Faculty, staff and students gathered at UC Davis Bodega Marine Laboratory today not for their weekly seminar, but to remember their colleague Susan Williams who died in a car crash Tuesday (April 24) while en route to the Davis campus to teach.
She had made the trip countless times, devoted to her teaching as much as her research. But this day, she would not make it — killed in the early morning on Lakeville Highway in Petaluma. Police said a pickup crossed the double-yellow line and struck Williams’ car head-on, setting off a six-vehicle pileup. Three other people were injured.
Williams, 66, a distinguished professor of evolution and ecology and an inspired proponent of marine education and ocean conservation, joined UC Davis and the Bodega Marine Laboratory in 2000 and served as the lab director until 2010, when she returned to full-time research and instruction.
“This is a tremendous loss for students and her colleagues at both the Bodega Marine Laboratory and on the Davis campus,” said Mark Winey, dean of the College of Biological Sciences, administrative home of the Department of Evolution and Ecology as well as the Coastal and Marine Sciences Institute. “Her scientific excellence, outstanding teaching and caring mentoring will be missed."
Williams is survived by her husband, Bruce Nyden. Memorial service information is not yet available.
Saving the oceans through science
Williams, a fellow of the American Association for the Advancement of Science (elected in 2006) and the California Academy of Sciences (2003), demonstrated how seagrass and seaweed could aid the restoration of damaged habitats. These ocean plants provide valuable resources to coastal systems, such as protecting coral from pathogens and absorbing carbon dioxide. Williams’ research helped reveal how the strategic planting of seagrass could buffer, and, in time, can help offset the destructive impact of human activities.
“She was among the most renowned marine ecologists in the U.S. and the world,” said Gary Cherr, who succeeded her as director of the Bodega Marine Laboratory. “She was somebody who has been tremendously impactful in terms of research — restoring habitats in degraded environments — and impacting state and national policy.”
During Williams’ tenure as the lab director, she prioritized community engagement and outreach to build support for marine conservation. She championed the sharing of science as an essential tool to raise awareness for ocean health.
“Susan was passionate about everything she did, and her passion was contagious,” said Professor Richard Grosberg, director of the UC Davis Coastal and Marine Sciences Institute. “Few others could claim such an extraordinary career, combined with an unrivaled devotion to changing the way people from all walks of life understand the ocean, and the essential resources it provides us all.”
Public servant and mentor
Williams was instrumental in demonstrating the impact that ocean health holds for local communities. In 2010, she was the recipient of the Academic Senate’s Distinguished Scholarly Public Service Award for her longtime efforts to increase protection of coastal waters.

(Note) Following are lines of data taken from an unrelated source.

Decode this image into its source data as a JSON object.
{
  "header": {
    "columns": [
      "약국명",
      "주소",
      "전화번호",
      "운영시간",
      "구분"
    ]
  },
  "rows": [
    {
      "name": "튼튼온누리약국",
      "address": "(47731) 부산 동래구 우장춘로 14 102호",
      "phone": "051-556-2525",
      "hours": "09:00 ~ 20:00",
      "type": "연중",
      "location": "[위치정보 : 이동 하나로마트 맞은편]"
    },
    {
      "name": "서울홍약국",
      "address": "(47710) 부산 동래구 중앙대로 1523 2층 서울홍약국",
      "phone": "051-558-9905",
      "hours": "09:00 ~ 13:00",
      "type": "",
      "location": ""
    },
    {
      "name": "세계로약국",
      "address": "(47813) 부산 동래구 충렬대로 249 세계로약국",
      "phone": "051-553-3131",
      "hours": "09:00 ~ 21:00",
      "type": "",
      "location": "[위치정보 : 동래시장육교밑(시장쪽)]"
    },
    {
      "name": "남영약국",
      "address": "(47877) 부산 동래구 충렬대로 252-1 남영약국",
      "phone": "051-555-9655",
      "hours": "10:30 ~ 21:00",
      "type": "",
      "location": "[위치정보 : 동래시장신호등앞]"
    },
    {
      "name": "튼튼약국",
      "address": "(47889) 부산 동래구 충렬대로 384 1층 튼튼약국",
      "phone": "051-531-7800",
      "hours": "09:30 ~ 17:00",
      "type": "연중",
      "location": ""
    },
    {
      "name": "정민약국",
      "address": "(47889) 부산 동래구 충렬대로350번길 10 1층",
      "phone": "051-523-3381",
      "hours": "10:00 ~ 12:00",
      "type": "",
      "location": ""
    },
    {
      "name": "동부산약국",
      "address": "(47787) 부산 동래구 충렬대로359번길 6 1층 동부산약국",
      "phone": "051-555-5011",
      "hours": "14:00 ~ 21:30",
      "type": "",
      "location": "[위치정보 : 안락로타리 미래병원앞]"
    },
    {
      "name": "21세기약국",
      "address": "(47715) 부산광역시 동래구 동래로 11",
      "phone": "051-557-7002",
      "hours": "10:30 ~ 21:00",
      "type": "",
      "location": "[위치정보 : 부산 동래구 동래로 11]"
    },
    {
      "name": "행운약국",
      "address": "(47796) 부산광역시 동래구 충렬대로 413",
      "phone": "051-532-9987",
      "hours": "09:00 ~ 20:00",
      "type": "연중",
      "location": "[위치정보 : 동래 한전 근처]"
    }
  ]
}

She lent her expertise to successful legislation expanding the boundaries of two national marine sanctuaries off Northern California: Gulf of the Farallones and Cordell Bank.
Upon stepping down from her leadership role at Bodega Marine laboratory, she dedicated herself again to teaching as well as developing entry-level curricula for marine biology programs to inspire undergraduate students.
As a mentor, she championed inclusion and diversity in the sciences. “She mentored women scientists around the world, not only graduate students at Davis,” Cherr said. “She came out of an era where women scientists were second-class scientists. She empowered them to be leaders in the field.”
The Consortium for Women in Science at UC Davis honored her as an outstanding mentor in 2009.
Cale Miller, an ecology graduate student at UC Davis, bonded with Williams as a fellow first-generation college student. Her hope and positively for the future of the oceans, and the world, left a lasting impact.
“She had an ability to not perceive a problem or difficult situation as insurmountable,” Miller said. “Her approach to such things will be a model for how I move forward in my professional and personal life.
A distinguished career
Upon Williams’ arrival at the Bodega Marine Laboratory in 2000, UC Davis issued a news release describing her trajectory in ocean science: “Since earning a doctorate in botany and marine biology at the University of Maryland in 1981, Williams has taught and conducted research at major marine laboratories in Alaska, Hawaii, New England, Texas, Washington, the Caribbean, Japan and California. She has lived aboard research ships, scuba-dived, traveled to 3,000 feet in a submersible vessel and lived and conducted research in an undersea habitat for four weeks.
“Her career has been distinguished. When she earned her master’s degree at the University of Alaska in 1977, faculty members named her the Outstanding Student in Oceanography. At San Diego State in 1993, students named her Outstanding Biology Faculty Member.
“She served that same year on a panel of eminent scientists appointed by the assistant secretary of the Interior, and this year is a fellow in the Aldo Leopold Fellowship in Environmental Leadership.”
She served as president of the Coastal and Estuarine Research Federation from 2009 to 11, and received CERF’s Outstanding Leadership Honor in 2011 and Distinguished Service Award in 2013.
This story originally appeared on UC Davis News.